**What to work on**
The data is to be retyped in full, exactly.

··· Given information ···

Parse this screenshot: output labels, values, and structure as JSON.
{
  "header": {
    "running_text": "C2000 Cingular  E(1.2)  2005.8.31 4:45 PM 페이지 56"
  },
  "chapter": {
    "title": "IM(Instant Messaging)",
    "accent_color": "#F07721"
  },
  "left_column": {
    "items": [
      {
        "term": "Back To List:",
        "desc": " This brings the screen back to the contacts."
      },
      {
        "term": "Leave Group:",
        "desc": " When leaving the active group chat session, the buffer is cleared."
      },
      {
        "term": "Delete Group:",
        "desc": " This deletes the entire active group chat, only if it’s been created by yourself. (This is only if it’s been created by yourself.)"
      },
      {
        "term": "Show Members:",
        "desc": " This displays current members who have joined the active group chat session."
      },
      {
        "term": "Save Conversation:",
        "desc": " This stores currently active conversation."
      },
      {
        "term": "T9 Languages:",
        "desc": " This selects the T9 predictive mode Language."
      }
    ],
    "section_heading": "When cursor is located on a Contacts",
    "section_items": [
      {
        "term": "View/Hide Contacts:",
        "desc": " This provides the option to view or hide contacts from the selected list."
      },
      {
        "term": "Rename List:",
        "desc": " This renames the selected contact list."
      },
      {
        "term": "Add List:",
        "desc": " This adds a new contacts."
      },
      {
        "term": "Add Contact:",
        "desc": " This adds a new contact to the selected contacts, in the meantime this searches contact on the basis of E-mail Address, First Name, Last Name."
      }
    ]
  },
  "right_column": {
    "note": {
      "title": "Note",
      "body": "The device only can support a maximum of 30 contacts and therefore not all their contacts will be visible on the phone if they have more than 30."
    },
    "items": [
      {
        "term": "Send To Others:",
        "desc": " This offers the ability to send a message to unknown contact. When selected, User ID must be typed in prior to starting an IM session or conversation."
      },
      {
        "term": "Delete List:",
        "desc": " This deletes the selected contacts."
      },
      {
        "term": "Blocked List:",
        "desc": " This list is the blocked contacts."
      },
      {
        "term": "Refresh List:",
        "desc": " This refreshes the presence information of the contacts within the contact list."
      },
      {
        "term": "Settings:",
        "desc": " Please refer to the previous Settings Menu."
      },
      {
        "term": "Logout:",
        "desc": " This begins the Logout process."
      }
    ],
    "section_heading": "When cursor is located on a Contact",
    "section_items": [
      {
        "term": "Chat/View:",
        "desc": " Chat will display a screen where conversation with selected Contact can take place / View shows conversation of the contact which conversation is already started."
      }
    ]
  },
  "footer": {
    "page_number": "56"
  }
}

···

**Response box**
Parse this screenshot: output labels, values, and structure as JSON.
{
  "header": {
    "running_text": "C2000 Cingular  E(1.2)  2005.8.31 4:45 PM 페이지 56"
  },
  "chapter": {
    "title": "IM(Instant Messaging)",
    "accent_color": "#F07721"
  },
  "left_column": {
    "items": [
      {
        "term": "Back To List:",
        "desc": " This brings the screen back to the contacts."
      },
      {
        "term": "Leave Group:",
        "desc": " When leaving the active group chat session, the buffer is cleared."
      },
      {
        "term": "Delete Group:",
        "desc": " This deletes the entire active group chat, only if it’s been created by yourself. (This is only if it’s been created by yourself.)"
      },
      {
        "term": "Show Members:",
        "desc": " This displays current members who have joined the active group chat session."
      },
      {
        "term": "Save Conversation:",
        "desc": " This stores currently active conversation."
      },
      {
        "term": "T9 Languages:",
        "desc": " This selects the T9 predictive mode Language."
      }
    ],
    "section_heading": "When cursor is located on a Contacts",
    "section_items": [
      {
        "term": "View/Hide Contacts:",
        "desc": " This provides the option to view or hide contacts from the selected list."
      },
      {
        "term": "Rename List:",
        "desc": " This renames the selected contact list."
      },
      {
        "term": "Add List:",
        "desc": " This adds a new contacts."
      },
      {
        "term": "Add Contact:",
        "desc": " This adds a new contact to the selected contacts, in the meantime this searches contact on the basis of E-mail Address, First Name, Last Name."
      }
    ]
  },
  "right_column": {
    "note": {
      "title": "Note",
      "body": "The device only can support a maximum of 30 contacts and therefore not all their contacts will be visible on the phone if they have more than 30."
    },
    "items": [
      {
        "term": "Send To Others:",
        "desc": " This offers the ability to send a message to unknown contact. When selected, User ID must be typed in prior to starting an IM session or conversation."
      },
      {
        "term": "Delete List:",
        "desc": " This deletes the selected contacts."
      },
      {
        "term": "Blocked List:",
        "desc": " This list is the blocked contacts."
      },
      {
        "term": "Refresh List:",
        "desc": " This refreshes the presence information of the contacts within the contact list."
      },
      {
        "term": "Settings:",
        "desc": " Please refer to the previous Settings Menu."
      },
      {
        "term": "Logout:",
        "desc": " This begins the Logout process."
      }
    ],
    "section_heading": "When cursor is located on a Contact",
    "section_items": [
      {
        "term": "Chat/View:",
        "desc": " Chat will display a screen where conversation with selected Contact can take place / View shows conversation of the contact which conversation is already started."
      }
    ]
  },
  "footer": {
    "page_number": "56"
  }
}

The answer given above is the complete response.